In today’s society, segmented sleep does not seem acceptable. Many medical guidelines and sleep recommendations agree that people should sleep 7-9 hours a night, and it’s best not to wake up once in between. Such a sleep schedule may not be appropriate for our circadian rhythms, however, as it doesn’t seem to sync with the outside 24-hour morning / evening cycle.
A single 8-hour nap will induce sleep during the other 16 hours. As a result, this sleep schedule sometimes accumulates feelings of lethargy and makes you ineffective.

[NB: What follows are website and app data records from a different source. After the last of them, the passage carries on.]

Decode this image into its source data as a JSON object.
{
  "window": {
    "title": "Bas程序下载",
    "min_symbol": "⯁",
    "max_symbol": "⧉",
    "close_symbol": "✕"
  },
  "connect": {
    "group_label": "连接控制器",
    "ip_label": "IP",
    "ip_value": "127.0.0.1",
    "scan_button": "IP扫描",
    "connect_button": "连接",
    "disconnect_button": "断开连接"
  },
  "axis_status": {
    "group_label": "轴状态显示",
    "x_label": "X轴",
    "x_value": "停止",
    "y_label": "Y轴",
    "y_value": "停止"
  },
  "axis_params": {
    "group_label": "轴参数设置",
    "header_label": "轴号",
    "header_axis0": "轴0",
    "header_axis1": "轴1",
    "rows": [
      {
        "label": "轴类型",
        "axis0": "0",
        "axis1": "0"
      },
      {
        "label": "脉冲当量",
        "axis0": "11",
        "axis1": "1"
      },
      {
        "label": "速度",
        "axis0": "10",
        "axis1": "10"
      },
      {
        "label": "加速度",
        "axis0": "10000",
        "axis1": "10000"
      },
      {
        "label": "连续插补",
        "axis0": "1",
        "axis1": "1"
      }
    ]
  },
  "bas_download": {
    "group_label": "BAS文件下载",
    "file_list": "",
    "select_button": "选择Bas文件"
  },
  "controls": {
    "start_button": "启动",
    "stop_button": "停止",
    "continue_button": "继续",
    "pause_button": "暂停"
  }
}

Conversely, a segmented sleep schedule can be more flexible and allow you to have 2 periods of increased activity, creativity and alertness during the day. Nowadays, there is also a lot of evidence that naps have many important benefits for memory and learning, helping us increase alertness and improve our mood.
Some people believe that sleep disorders, such as insomnia and mid-night waking, are rooted in the body’s natural preference for fractional sleep. So a broken sleep schedule may be a more natural rhythm for some people.
But to be able to successfully maintain a segmented sleep schedule, you must choose the right time – that is, you must start sleeping as soon as there is a strong need for sleep and during a time the circadian clock is running low. This will allow you to fall asleep quickly and sustain it for the required time.
The fractional sleep schedule has also recently been introduced as a potential alternative for workers who have to work night shift continuously. Before that, night shift work caused a lot of health problems because of the difference in circadian rhythm it caused.
Workers often stay up for 8-12 hours continuously complaining of fatigue and reduced productivity. Research shows they are also at increased risk for chronic diseases such as obesity, type 2 diabetes and cardiovascular disease.
As a result, some companies have begun adopting a flexible work schedule that allows workers to sleep between their work shifts or divide them into 6-hour shifts, 6-hour breaks, 4-hour 8-hour shifts and 8-hour shifts 8 hour breaks to reduce their continuous stay awake.
The work shifts will be shorter, alternating with rest time, but in return workers will have to work more shifts. Despite this, their performance and health benefits were well documented. Some recent studies have found that fractional sleep offers benefits equivalent to a continuous, uninterrupted sleep, as long as you can get 7-8 hours of sleep on a 24-hour cycle.
So while we know many of us expect a constant night’s sleep, this may not be consistent with everyone’s body clock or work schedule.
In fact, waking up in the middle of the night and doing something around this time may better fit the fractional overlay pattern of our ancestors who lived in the pre-industrial era. For some people, this sleep pattern can still work for them in today’s modern society.